Block on Trump's Asylum Ban Upheld by Supreme Court
Justice may be blind. But prosecutors are not. This week, the Supreme Court is considering racial bias in jury selection in Foster v. Chatman. The case is being called "an egregious example" of a rampant problem, according to a former prosecutor writing in the New York Times.
Prosecutors continue to exclude black jurors from juries almost 40 years after a landmark case, Batson v. Kentucky, made clear that the practice is illegal. Only now prosecutors use allegedly race-neutral reasons to justify the exclusions from criminal trials. This practice is problematic for everyone, explains Larry Thompson, who penned the Times opinion piece.
Statistics on Selection
Racial bias in jury selection impacts the general quality of trials and the justice system, apart from leading to disproportionate conviction rates. It is an important issue because studies show that diverse juries make fewer factual errors, deliberate longer, and consider more perspectives than all-white juries. So, justice is better served when juries are diverse.
A study of eight districts in the south, conducted by the Equal Justice Initiative in 2010, found that exclusion of black jurors is still a serious problem. In Houston County, Alabama, for example, 80 percent of qualified black jurors were struck from death penalty cases over a five-year period.
The bias does not just impact death penalty cases, however, and justice demands a jury of our peers and a fair trial for all.
Foster Jury Selection Facts
About 30 years ago, Timothy Foster, a black man, was sentenced to death for the murder of an elderly white woman. Prosecutors struck all four potential black jurors.

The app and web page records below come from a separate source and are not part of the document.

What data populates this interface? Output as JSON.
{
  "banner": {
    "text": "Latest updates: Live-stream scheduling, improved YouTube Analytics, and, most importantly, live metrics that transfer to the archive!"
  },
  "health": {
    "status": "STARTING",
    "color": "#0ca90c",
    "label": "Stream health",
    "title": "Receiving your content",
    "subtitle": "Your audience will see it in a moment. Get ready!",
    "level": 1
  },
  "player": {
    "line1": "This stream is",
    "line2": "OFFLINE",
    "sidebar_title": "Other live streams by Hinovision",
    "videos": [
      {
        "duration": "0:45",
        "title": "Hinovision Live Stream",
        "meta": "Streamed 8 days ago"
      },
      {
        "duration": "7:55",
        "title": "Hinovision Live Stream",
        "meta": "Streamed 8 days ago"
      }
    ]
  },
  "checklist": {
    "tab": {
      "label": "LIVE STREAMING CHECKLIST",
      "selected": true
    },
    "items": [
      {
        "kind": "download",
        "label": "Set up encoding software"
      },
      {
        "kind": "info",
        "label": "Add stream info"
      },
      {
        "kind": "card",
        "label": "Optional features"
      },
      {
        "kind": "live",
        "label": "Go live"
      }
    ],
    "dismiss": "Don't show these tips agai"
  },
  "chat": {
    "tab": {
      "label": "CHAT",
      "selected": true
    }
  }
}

They singled out and ranked them "in case it comes down to having to pick one of the black jurors."
Foster's prosecutors were also inconsistent with their reasons for striking black jurors as opposed to white ones, evidence that they were reaching for race neutral reasons for exclusion rather than giving the true reasons. One black juror was struck for being a social worker, although she was a teacher's aide and white teacher's aides did remain on the jury, for example.
According to Thompson, "Mr. Foster's case offers a rare instance of extraordinary and well-documented misconduct. The prosecution's notes show purposeful racial discrimination in jury strikes."
Perspective Is Everything
Race matters in jury selection because race is one of many factors that influences perspective, or how a person sees the world. People with different backgrounds will interpret information differently, according to their experiences. We don't all share the same truths but all our truths are true.
The criminal justice system relies on a reasonable doubt standard, meaning that if even only one member of a jury thinks that there is reasonable doubt that the defendant committed a crime, there can be no conviction. If the jury and prosecution all share the same world view and experiences, a jury is less likely to find reasonable doubt, or more likely to convict, regardless of whether the accused actually did it.
But that is not justice. As Thompson says, "A judicial system that allows for obviously discriminatory jury selection is intolerable."